  • The Prince of Tennis (manga) by Takeshi Konomi - As you might guess from the title, this series focuses on tennis. The main character is a young tennis prodigy who manages to rise above older players in his high school tennis team and even take part in national tournaments. This series is basically all tennis, all the time - occasionally family relationships come up, such as the main character's relationship with his father, a former professional tennis player, but you rarely see the characters doing anything that isn't related to tennis in some way. The explanations of everybody's style of tennis playing seem to be grounded in reality. As far as the visual appearance goes, however, Konomi lets artistic license run wild, resulting in tennis-playing that appears super-powered. Like Eyeshield 21, this series is included mainly because it's a sports series and therefore has some of the same things you'll find in just about every sports series. Because it's tennis, there's way more focus on individual growth, rather than team growth, although several characters have to learn to be able to play doubles together.
  • NANA (manga) by Ai Yazawa; NANA (anime TV series) - Those who liked Abe and Mihashi's character types and interactions might like this show, which features a similar pair of characters: Nana Komatsu is a lot like Mihashi, while Nana Osaki is a lot like Abe. Character relationships are a huge part of this series.
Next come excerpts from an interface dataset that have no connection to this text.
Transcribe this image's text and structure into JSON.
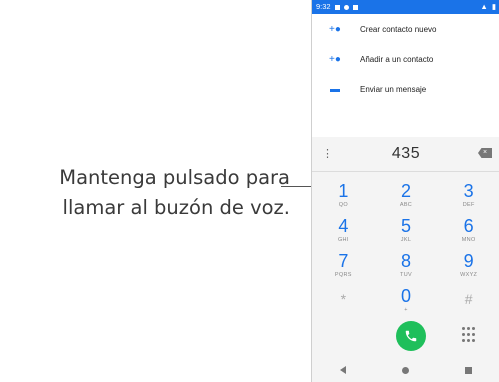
{
  "callout": {
    "line1": "Mantenga pulsado para",
    "line2": "llamar al buzón de voz."
  },
  "statusbar": {
    "time": "9:32"
  },
  "menu": [
    {
      "icon": "add-contact-icon",
      "label": "Crear contacto nuevo"
    },
    {
      "icon": "add-to-contact-icon",
      "label": "Añadir a un contacto"
    },
    {
      "icon": "message-icon",
      "label": "Enviar un mensaje"
    }
  ],
  "dialer": {
    "number": "435",
    "keys": [
      {
        "digit": "1",
        "letters": "QO"
      },
      {
        "digit": "2",
        "letters": "ABC"
      },
      {
        "digit": "3",
        "letters": "DEF"
      },
      {
        "digit": "4",
        "letters": "GHI"
      },
      {
        "digit": "5",
        "letters": "JKL"
      },
      {
        "digit": "6",
        "letters": "MNO"
      },
      {
        "digit": "7",
        "letters": "PQRS"
      },
      {
        "digit": "8",
        "letters": "TUV"
      },
      {
        "digit": "9",
        "letters": "WXYZ"
      },
      {
        "digit": "*",
        "letters": ""
      },
      {
        "digit": "0",
        "letters": "+"
      },
      {
        "digit": "#",
        "letters": ""
      }
    ]
  },
  "colors": {
    "accent": "#1a73e8",
    "call": "#1fbf5b"
  }
}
  • Cross Game (manga) by Mitsuru Adachi; Cross Game (anime TV series) - I honestly don't know much about this series, except that it is one of the few other U.S. licensed series involving sports and happens to also feature baseball.The descriptions I've read of this series make it sound more serious than Big Windup! (there's some kind of tragedy involved).
  • Hikaru no Go (manga) art by Takeshi Obata, story by Yumi Hotta; Hikaru no Go (anime TV series) - This is basically a sports series, only the "sport" is the board game Go. Hikaru knows nothing about Go, until he awakens Sai, the spirit of a Go instructor from a thousand years ago who had been haunting a Go board. At first, Hikaru just plays like Sai tells him to, but, as he becomes more interested in the game, he learns how to play on his own. Gradually, he becomes an excellent player in his own right, and readers/viewers get to watch him grow into his own as a Go player. Those who appreciated Big Windup!'s emphasis that it is important to have a passion for the game might enjoy this series, in which Hikaru is surrounded by those who already have a passion for Go and gradually finds that same passion within himself. Plus, the rivalry between Akira and Hikaru is fun to watch and is as close, in some ways, as the relationship between Abe and Mihashi.